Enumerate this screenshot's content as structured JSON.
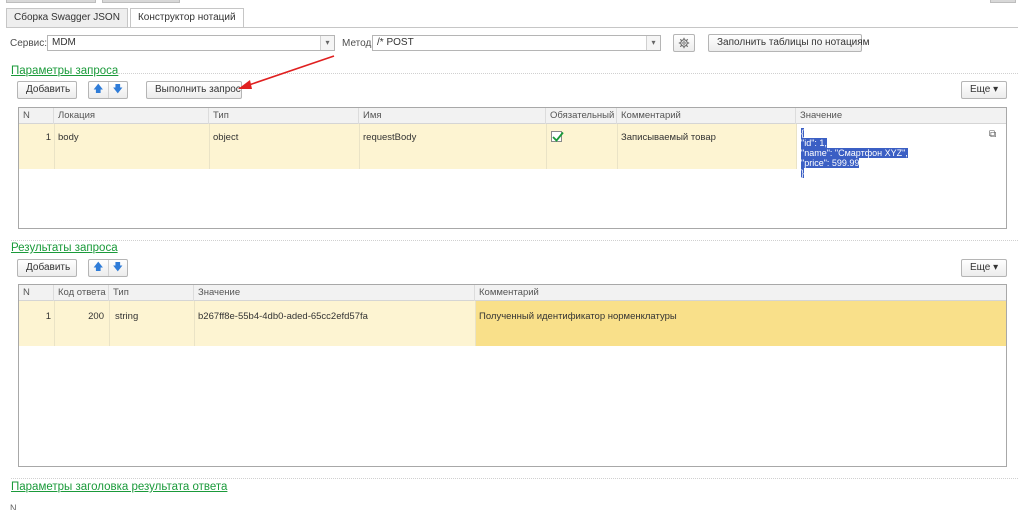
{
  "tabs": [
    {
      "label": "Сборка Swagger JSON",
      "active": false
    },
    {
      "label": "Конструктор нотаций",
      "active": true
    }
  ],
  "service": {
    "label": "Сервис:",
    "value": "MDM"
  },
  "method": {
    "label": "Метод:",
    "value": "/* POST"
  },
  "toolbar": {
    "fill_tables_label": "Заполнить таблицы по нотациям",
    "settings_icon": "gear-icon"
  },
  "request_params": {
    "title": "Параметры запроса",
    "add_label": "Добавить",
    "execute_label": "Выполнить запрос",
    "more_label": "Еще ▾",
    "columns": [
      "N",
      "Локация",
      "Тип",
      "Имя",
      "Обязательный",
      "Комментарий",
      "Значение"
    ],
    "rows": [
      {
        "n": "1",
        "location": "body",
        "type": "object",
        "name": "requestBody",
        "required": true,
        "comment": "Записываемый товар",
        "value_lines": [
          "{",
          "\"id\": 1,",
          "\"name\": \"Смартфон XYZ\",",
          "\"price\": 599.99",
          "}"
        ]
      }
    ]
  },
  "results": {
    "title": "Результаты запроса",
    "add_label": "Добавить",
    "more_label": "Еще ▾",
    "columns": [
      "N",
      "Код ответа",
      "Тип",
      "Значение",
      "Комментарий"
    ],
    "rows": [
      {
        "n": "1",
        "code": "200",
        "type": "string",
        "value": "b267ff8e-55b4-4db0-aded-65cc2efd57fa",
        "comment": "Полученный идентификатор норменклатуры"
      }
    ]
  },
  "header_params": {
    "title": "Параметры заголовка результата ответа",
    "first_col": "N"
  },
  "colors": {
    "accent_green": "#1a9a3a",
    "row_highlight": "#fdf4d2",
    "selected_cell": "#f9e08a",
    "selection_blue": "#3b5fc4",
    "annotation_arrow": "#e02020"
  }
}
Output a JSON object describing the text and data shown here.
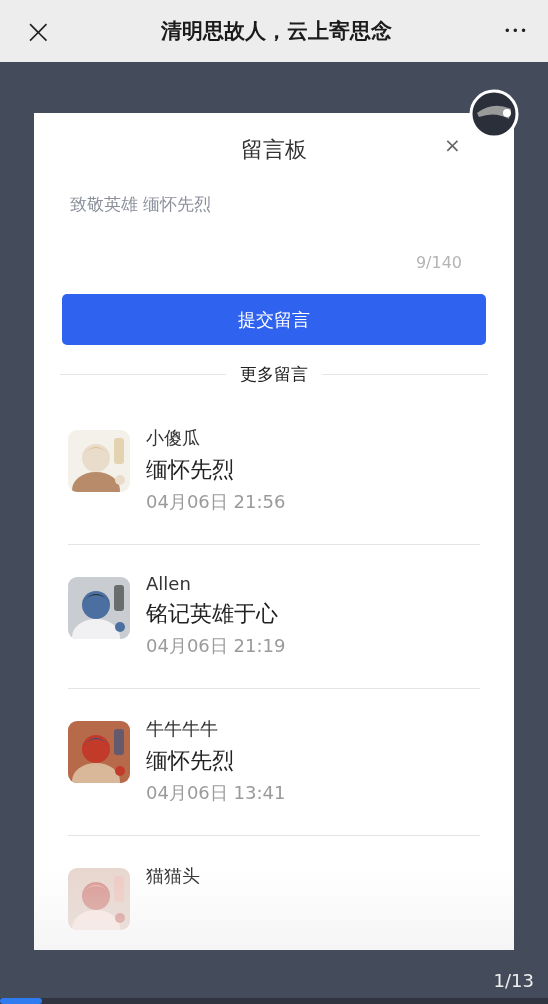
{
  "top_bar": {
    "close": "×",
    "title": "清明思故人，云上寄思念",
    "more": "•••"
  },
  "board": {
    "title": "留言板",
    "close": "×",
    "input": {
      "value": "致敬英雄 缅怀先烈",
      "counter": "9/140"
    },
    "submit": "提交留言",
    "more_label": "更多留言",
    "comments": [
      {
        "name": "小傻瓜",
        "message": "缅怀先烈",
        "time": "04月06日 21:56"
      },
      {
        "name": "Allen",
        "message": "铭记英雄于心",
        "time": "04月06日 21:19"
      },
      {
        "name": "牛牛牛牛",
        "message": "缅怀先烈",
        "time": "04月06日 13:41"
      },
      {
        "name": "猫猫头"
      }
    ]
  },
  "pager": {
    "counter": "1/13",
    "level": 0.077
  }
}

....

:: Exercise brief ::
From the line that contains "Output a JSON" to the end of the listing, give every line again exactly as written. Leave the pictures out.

:: Task response ::
Output a JSON object describing the text and data shown here.
{
  "top_bar": {
    "close": "×",
    "title": "清明思故人，云上寄思念",
    "more": "•••"
  },
  "board": {
    "title": "留言板",
    "close": "×",
    "input": {
      "value": "致敬英雄 缅怀先烈",
      "counter": "9/140"
    },
    "submit": "提交留言",
    "more_label": "更多留言",
    "comments": [
      {
        "name": "小傻瓜",
        "message": "缅怀先烈",
        "time": "04月06日 21:56"
      },
      {
        "name": "Allen",
        "message": "铭记英雄于心",
        "time": "04月06日 21:19"
      },
      {
        "name": "牛牛牛牛",
        "message": "缅怀先烈",
        "time": "04月06日 13:41"
      },
      {
        "name": "猫猫头"
      }
    ]
  },
  "pager": {
    "counter": "1/13",
    "level": 0.077
  }
}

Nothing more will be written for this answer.